Listeners: Roger Higgs

Roger Higgs was an inner city GP for 30 years in south London, UK, and is Emeritus Professor of General Practice at Kings College London, where he set up the department.

He gained scholarships in classics at Cambridge but changed to medicine after a period of voluntary work in Kenya in 1962. He was Harold Lambert's registrar for 18 months in the early 1970s, the most influential and exciting episode in his hospital training. He set up his own practice in 1975. He helped to establish medical ethics as a practical and academic subject through teaching, writing and broadcasting, and jointly set up the 'Journal of Medical Ethics' in 1975.

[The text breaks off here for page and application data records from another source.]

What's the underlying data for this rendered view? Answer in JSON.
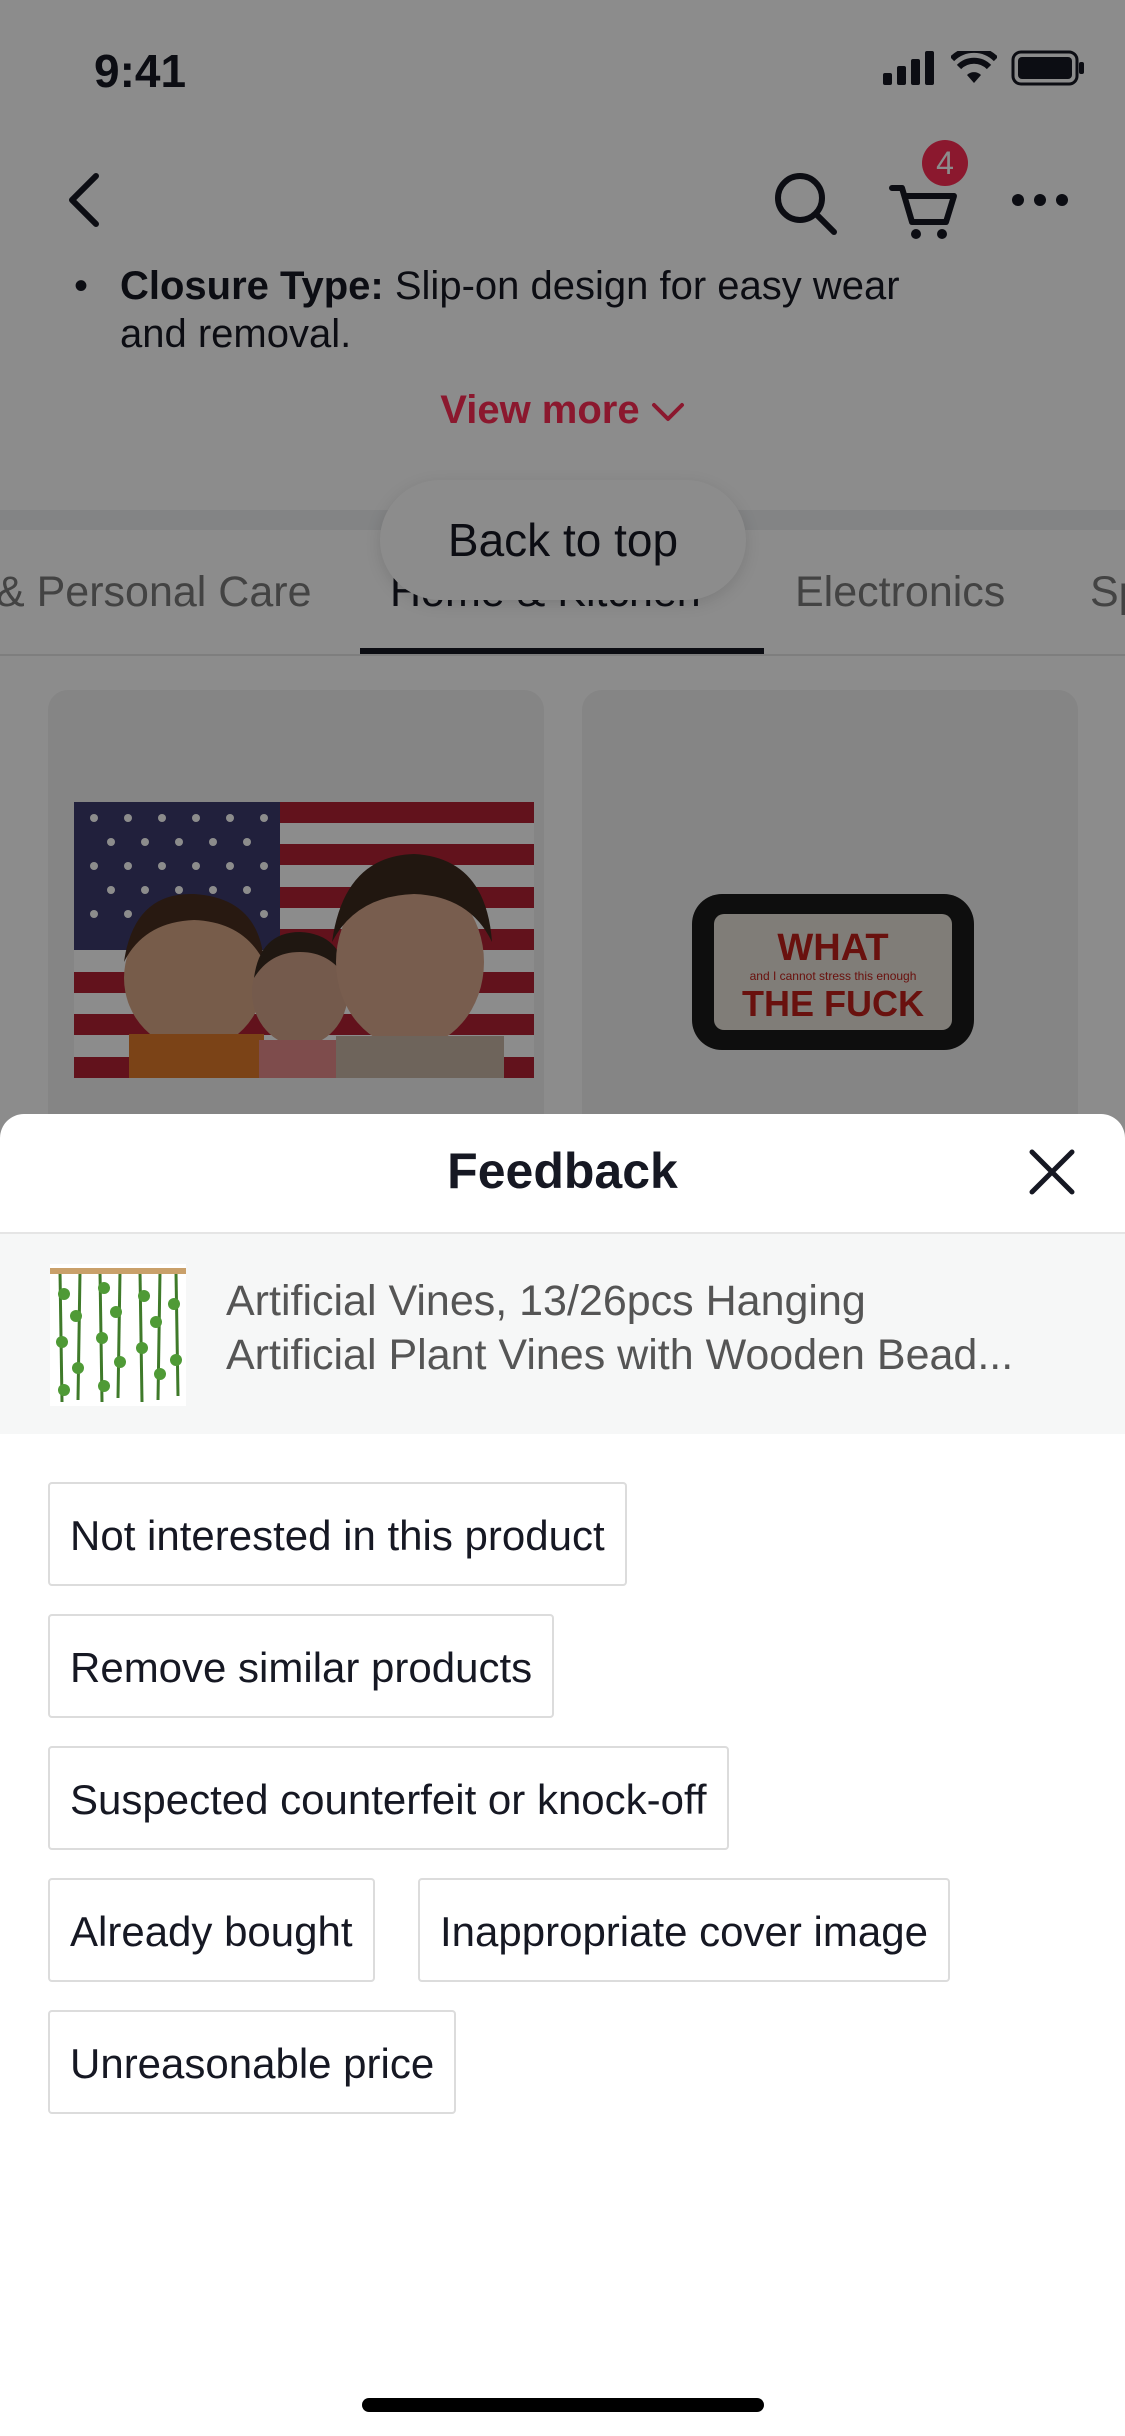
{
  "status_bar": {
    "time": "9:41"
  },
  "header": {
    "cart_count": "4"
  },
  "description": {
    "closure_label": "Closure Type:",
    "closure_text_line1": " Slip-on design for easy wear",
    "closure_text_line2": "and removal.",
    "view_more": "View more"
  },
  "back_to_top": "Back to top",
  "category_tabs": [
    {
      "label": "& Personal Care"
    },
    {
      "label": "Home & Kitchen"
    },
    {
      "label": "Electronics"
    },
    {
      "label": "Sp"
    }
  ],
  "cards": [
    {
      "image": "american-flag-photo"
    },
    {
      "image": "embroidered-pillow",
      "pillow_top": "WHAT",
      "pillow_small": "and I cannot stress this enough",
      "pillow_bottom": "THE FUCK"
    }
  ],
  "feedback": {
    "title": "Feedback",
    "product_title_line1": "Artificial Vines, 13/26pcs Hanging",
    "product_title_line2": "Artificial Plant Vines with Wooden Bead...",
    "reasons": [
      "Not interested in this product",
      "Remove similar products",
      "Suspected counterfeit or knock-off",
      "Already bought",
      "Inappropriate cover image",
      "Unreasonable price"
    ]
  },
  "colors": {
    "accent": "#fe2c55",
    "text": "#161823"
  }
}
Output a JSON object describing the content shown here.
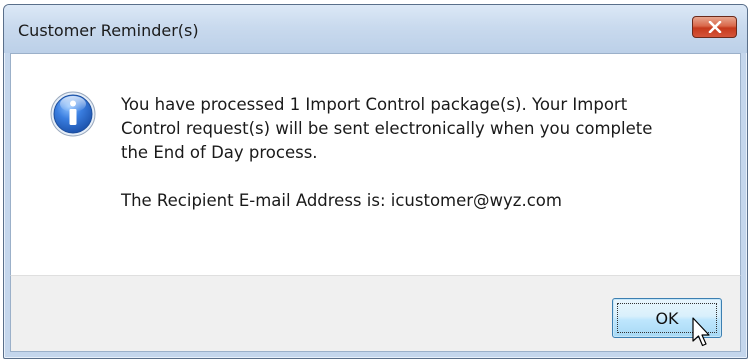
{
  "window": {
    "title": "Customer Reminder(s)",
    "close_icon": "close-icon"
  },
  "message": {
    "icon": "info-icon",
    "line_1": "You have processed 1 Import Control package(s). Your Import",
    "line_2": "Control request(s) will be sent electronically when you complete",
    "line_3": "the End of Day process.",
    "recipient": "The Recipient E-mail Address is: icustomer@wyz.com"
  },
  "buttons": {
    "ok_label": "OK"
  },
  "colors": {
    "titlebar": "#c9daee",
    "close_button": "#c5391c",
    "ok_button_border": "#3c7fb1",
    "info_icon_blue": "#2a62c9"
  }
}
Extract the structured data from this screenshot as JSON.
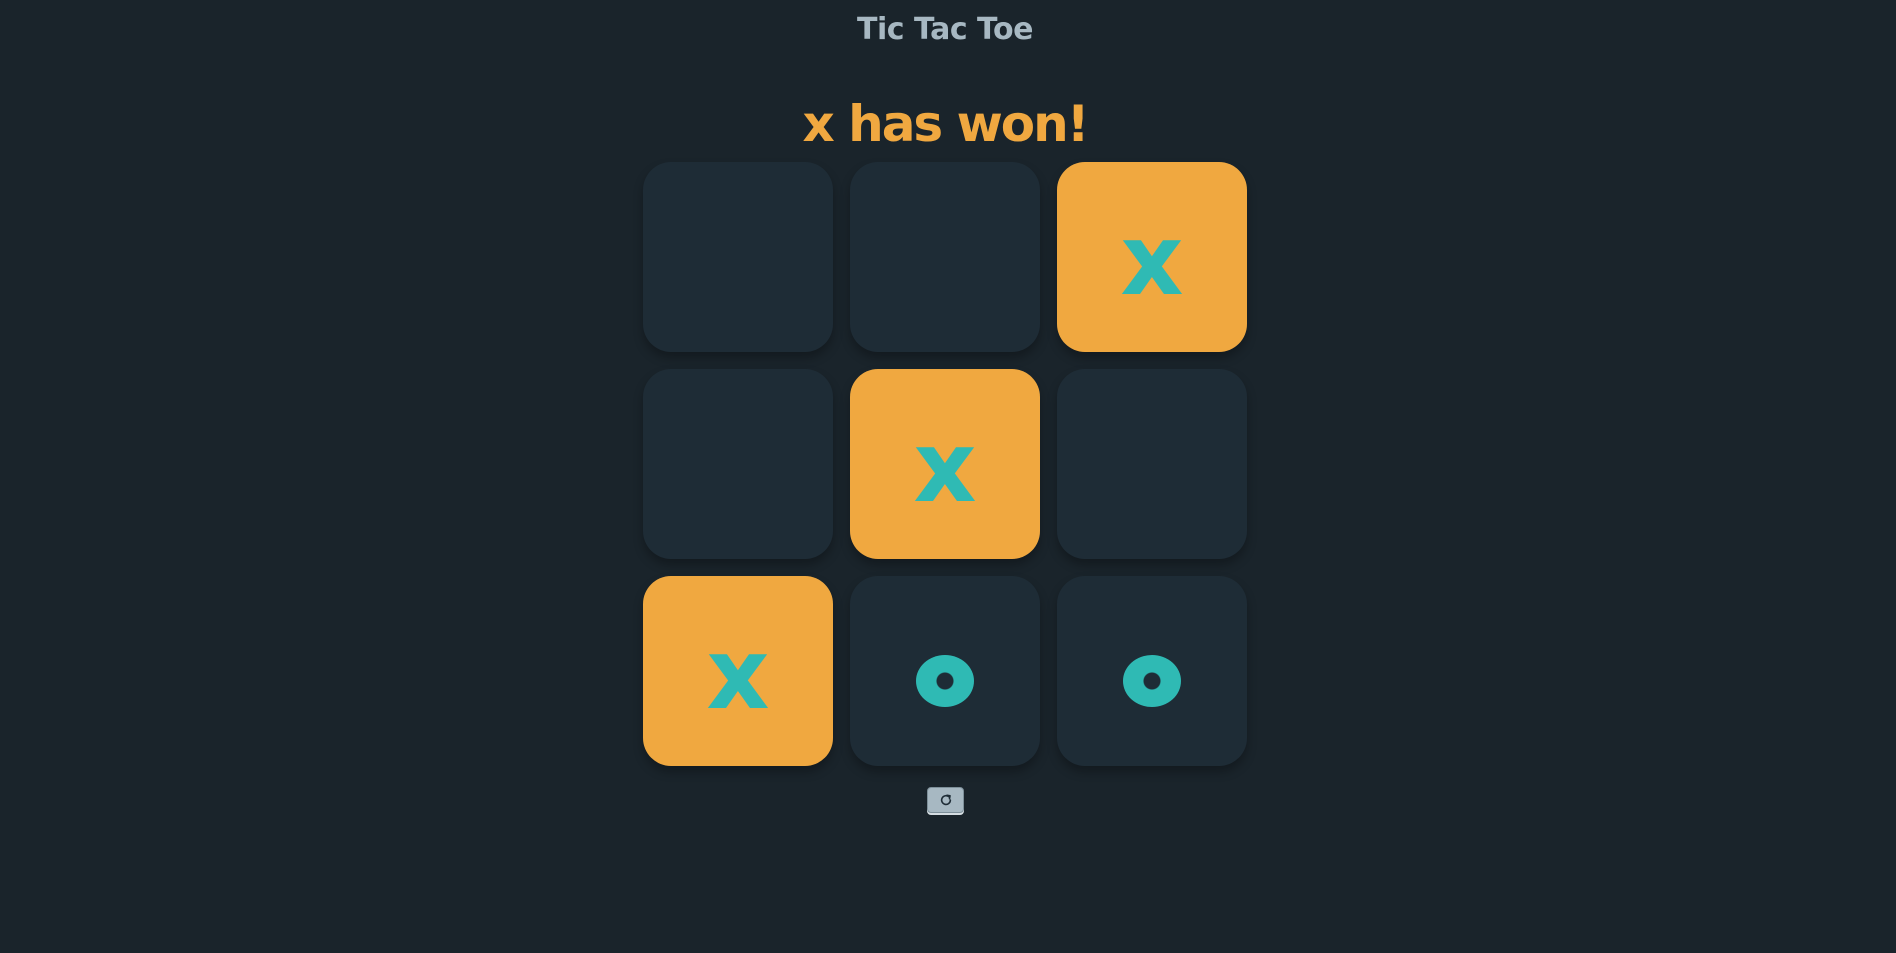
{
  "app": {
    "title": "Tic Tac Toe"
  },
  "game": {
    "status": "x has won!",
    "winner": "x",
    "board": [
      {
        "value": "",
        "winning": false
      },
      {
        "value": "",
        "winning": false
      },
      {
        "value": "x",
        "winning": true
      },
      {
        "value": "",
        "winning": false
      },
      {
        "value": "x",
        "winning": true
      },
      {
        "value": "",
        "winning": false
      },
      {
        "value": "x",
        "winning": true
      },
      {
        "value": "o",
        "winning": false
      },
      {
        "value": "o",
        "winning": false
      }
    ]
  },
  "controls": {
    "restart_icon": "restart-icon"
  },
  "colors": {
    "background": "#1a242b",
    "cell": "#1e2c36",
    "winning_cell": "#f0a840",
    "mark": "#2fbab4",
    "title": "#a7b8c2",
    "status": "#f0a840"
  }
}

His other work included studies in whole person assessment and narrative in general practice and development work in primary medical care: innovations here included intermediate care centres, primary care assessment in accident and emergency departments, teaching internal medicine in general practice and establishing counselling services in medicine.

He was made MBE in 1987 for this development work and now combines bioethics governance, teaching and writing with an arts based retirement.

Tags: septicaemia, pneumonia, pathogens, diagnosis, pharmacokinetics

Duration: 4 minutes, 24 seconds

Date story recorded: October 2004

Date story went live: 24 January 2008